• Try it: Your task is to copy all of the entries exactly as they are given.

### Exercise materials

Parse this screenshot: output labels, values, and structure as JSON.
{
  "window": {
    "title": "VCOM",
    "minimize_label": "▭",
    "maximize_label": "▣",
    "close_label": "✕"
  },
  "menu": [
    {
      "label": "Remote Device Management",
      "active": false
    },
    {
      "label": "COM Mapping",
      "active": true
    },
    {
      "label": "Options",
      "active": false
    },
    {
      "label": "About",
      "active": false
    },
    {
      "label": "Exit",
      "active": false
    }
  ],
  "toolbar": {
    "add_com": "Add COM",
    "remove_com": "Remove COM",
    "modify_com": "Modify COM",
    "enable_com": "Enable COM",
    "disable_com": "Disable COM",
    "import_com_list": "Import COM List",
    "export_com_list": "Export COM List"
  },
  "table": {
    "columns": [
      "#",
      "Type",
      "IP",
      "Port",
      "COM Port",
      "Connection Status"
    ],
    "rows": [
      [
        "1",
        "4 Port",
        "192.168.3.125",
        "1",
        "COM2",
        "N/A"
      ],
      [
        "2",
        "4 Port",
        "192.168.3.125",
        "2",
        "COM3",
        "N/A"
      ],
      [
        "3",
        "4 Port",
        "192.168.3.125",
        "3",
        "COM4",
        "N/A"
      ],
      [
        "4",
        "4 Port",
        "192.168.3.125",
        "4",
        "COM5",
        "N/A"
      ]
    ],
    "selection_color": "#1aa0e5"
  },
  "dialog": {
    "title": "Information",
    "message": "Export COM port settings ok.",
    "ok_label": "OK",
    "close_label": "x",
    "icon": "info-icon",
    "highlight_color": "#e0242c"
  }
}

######

• Task answer:
Parse this screenshot: output labels, values, and structure as JSON.
{
  "window": {
    "title": "VCOM",
    "minimize_label": "▭",
    "maximize_label": "▣",
    "close_label": "✕"
  },
  "menu": [
    {
      "label": "Remote Device Management",
      "active": false
    },
    {
      "label": "COM Mapping",
      "active": true
    },
    {
      "label": "Options",
      "active": false
    },
    {
      "label": "About",
      "active": false
    },
    {
      "label": "Exit",
      "active": false
    }
  ],
  "toolbar": {
    "add_com": "Add COM",
    "remove_com": "Remove COM",
    "modify_com": "Modify COM",
    "enable_com": "Enable COM",
    "disable_com": "Disable COM",
    "import_com_list": "Import COM List",
    "export_com_list": "Export COM List"
  },
  "table": {
    "columns": [
      "#",
      "Type",
      "IP",
      "Port",
      "COM Port",
      "Connection Status"
    ],
    "rows": [
      [
        "1",
        "4 Port",
        "192.168.3.125",
        "1",
        "COM2",
        "N/A"
      ],
      [
        "2",
        "4 Port",
        "192.168.3.125",
        "2",
        "COM3",
        "N/A"
      ],
      [
        "3",
        "4 Port",
        "192.168.3.125",
        "3",
        "COM4",
        "N/A"
      ],
      [
        "4",
        "4 Port",
        "192.168.3.125",
        "4",
        "COM5",
        "N/A"
      ]
    ],
    "selection_color": "#1aa0e5"
  },
  "dialog": {
    "title": "Information",
    "message": "Export COM port settings ok.",
    "ok_label": "OK",
    "close_label": "x",
    "icon": "info-icon",
    "highlight_color": "#e0242c"
  }
}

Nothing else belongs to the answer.